I’d originally booked Let it Be with my friend Mel but, because I didn’t realise it was a bank holiday (duh) it turned out to be pretty expensive so I ended up going with my Mum instead. I’d been to my 10th Rock of Ages show the night before (I’m not going to blog it – all the shows blend in to one after a while and I’m not sure what happened!) The show was at The Savoy – my unlucky theatre. The last show I saw there was Legally Blonde (my auntie’s choice not mine) and, seeing as I’m not the squeaky glittery “oh my god you guys!” kind of girl, I absolutely hated it. There was no way this show would go the same way. Right?
So so wrong. The stage looked really promising – there were old TV sets playing different adverts from the 60s and they played classic 60s music in the background. I was the youngest by a good 30 years and I did get the odd questioning look but hey, I like The Beatles, that’s why I’m here. As the curtain came up and the four men portraying The Beatles came on, I was initially very impressed. They looked the part, they were all playing their own instruments and they sounded really good together. Then they played another song… and another… and another. Finally one of them piped up “how are we all doing tonight!” in the worst Scouse accent I have ever heard in my life. He also did a really weird hopping dance and you just felt sorry for him because absolutely nobody responded. After another three songs, they went off for a quick costume change, came back, and performed yet more songs. Don’t get me wrong I love The Beatles but when you’re battered by song after song after song in a room with less atmosphere than the moon, you tend to get a bit uncomfortable. I understand what they were trying to do – they were trying to recreate a Beatles concert. It most definitely did not work. I looked over at my Mum who was laughing in disbelief, and we made the decision to leave, 45 minutes into the show. I couldn’t even wait for the interval.
Understandably, I was in a foul mood after this disappointing afternoon. It was a Sunday afternoon in London, it was humid outside, it was crowded and we had nothing to do. We went for a walk and ended up near The London Eye, but the queue was ridiculous. By this time it was 4pm – what can you possibly do at 4pm on a Sunday afternoon? Then it hit me. Jersey Boys! Jersey Boys did a Sunday matinee at 5pm. I told my Mum we were going to the show and she had no choice in the matter, and we headed to the Prince Edward Theatre. It was absolutely packed and I was convinced we’d never get a ticket at such short notice. Luckily I was wrong! We bagged two seats in the stalls, one directly behind the other, for under £30. Not too shabby!

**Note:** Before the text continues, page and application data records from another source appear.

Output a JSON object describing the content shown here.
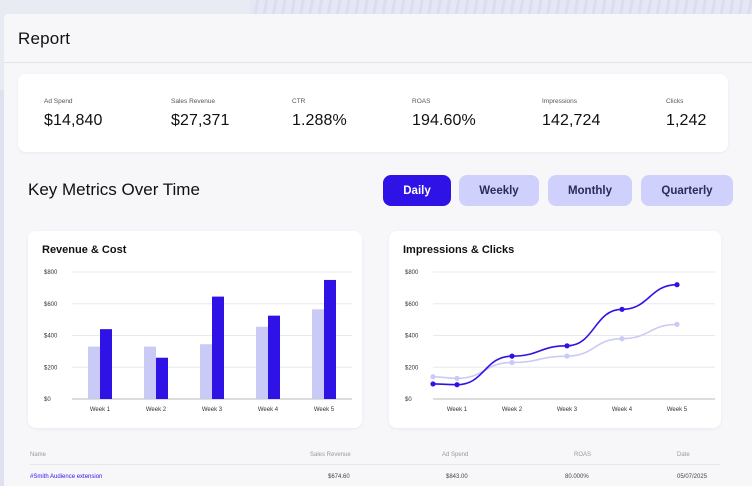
{
  "page": {
    "title": "Report"
  },
  "stats": [
    {
      "label": "Ad Spend",
      "value": "$14,840"
    },
    {
      "label": "Sales Revenue",
      "value": "$27,371"
    },
    {
      "label": "CTR",
      "value": "1.288%"
    },
    {
      "label": "ROAS",
      "value": "194.60%"
    },
    {
      "label": "Impressions",
      "value": "142,724"
    },
    {
      "label": "Clicks",
      "value": "1,242"
    }
  ],
  "section": {
    "title": "Key Metrics Over Time"
  },
  "tabs": [
    {
      "label": "Daily",
      "active": true
    },
    {
      "label": "Weekly",
      "active": false
    },
    {
      "label": "Monthly",
      "active": false
    },
    {
      "label": "Quarterly",
      "active": false
    }
  ],
  "colors": {
    "accent": "#2e12e6",
    "accent_light": "#cfd0fb",
    "bar_light": "#c9caf6",
    "line_light": "#c9caf6"
  },
  "chart_data": [
    {
      "type": "bar",
      "title": "Revenue & Cost",
      "categories": [
        "Week 1",
        "Week 2",
        "Week 3",
        "Week 4",
        "Week 5"
      ],
      "y_ticks": [
        "$800",
        "$600",
        "$400",
        "$200",
        "$0"
      ],
      "ylim": [
        0,
        800
      ],
      "series": [
        {
          "values": [
            330,
            330,
            345,
            455,
            565
          ],
          "color": "#c9caf6"
        },
        {
          "values": [
            440,
            260,
            645,
            525,
            750
          ],
          "color": "#2e12e6"
        }
      ],
      "grid": true
    },
    {
      "type": "line",
      "title": "Impressions & Clicks",
      "x": [
        "Week 1",
        "Week 2",
        "Week 3",
        "Week 4",
        "Week 5"
      ],
      "y_ticks": [
        "$800",
        "$600",
        "$400",
        "$200",
        "$0"
      ],
      "ylim": [
        0,
        800
      ],
      "series": [
        {
          "values": [
            90,
            270,
            335,
            565,
            720
          ],
          "color": "#2e12e6",
          "start_value": 95
        },
        {
          "values": [
            130,
            230,
            270,
            380,
            470
          ],
          "color": "#c9caf6",
          "start_value": 140
        }
      ],
      "grid": true
    }
  ],
  "table": {
    "columns": [
      "Name",
      "Sales Revenue",
      "Ad Spend",
      "ROAS",
      "Date"
    ],
    "rows": [
      [
        "#Smith Audience extension",
        "$674.60",
        "$843.00",
        "80.000%",
        "05/07/2025"
      ]
    ]
  }
}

I’d seen the show before and I’d wanted to bring my Mum to see it, so I was a bit nervous. She doesn’t like musicals, she just gets dragged along to them, and she’s hard to impress, especially if the songs being performed are by a group or artist she loves. As soon as Ryan Molloy came onto the stage I saw her relax into her chair. Phew, I’d made the right choice. By the interval she was dancing in her seat and, thankfully, she loved the show. Edd Post was on top form as Bob Gaudio and Jon Boydon was brilliant as Tommy DeVito. My personal favourite was Mark Isherwood as Nick Massi – he was the understudy of Dave McGranahan who I loved the first time I saw the show, but he put a different spin on the role and I totally fell in love with his performance. The show made me cry, again, and at the end it received a well-deserved standing ovation. What a brilliant end to a crappy day!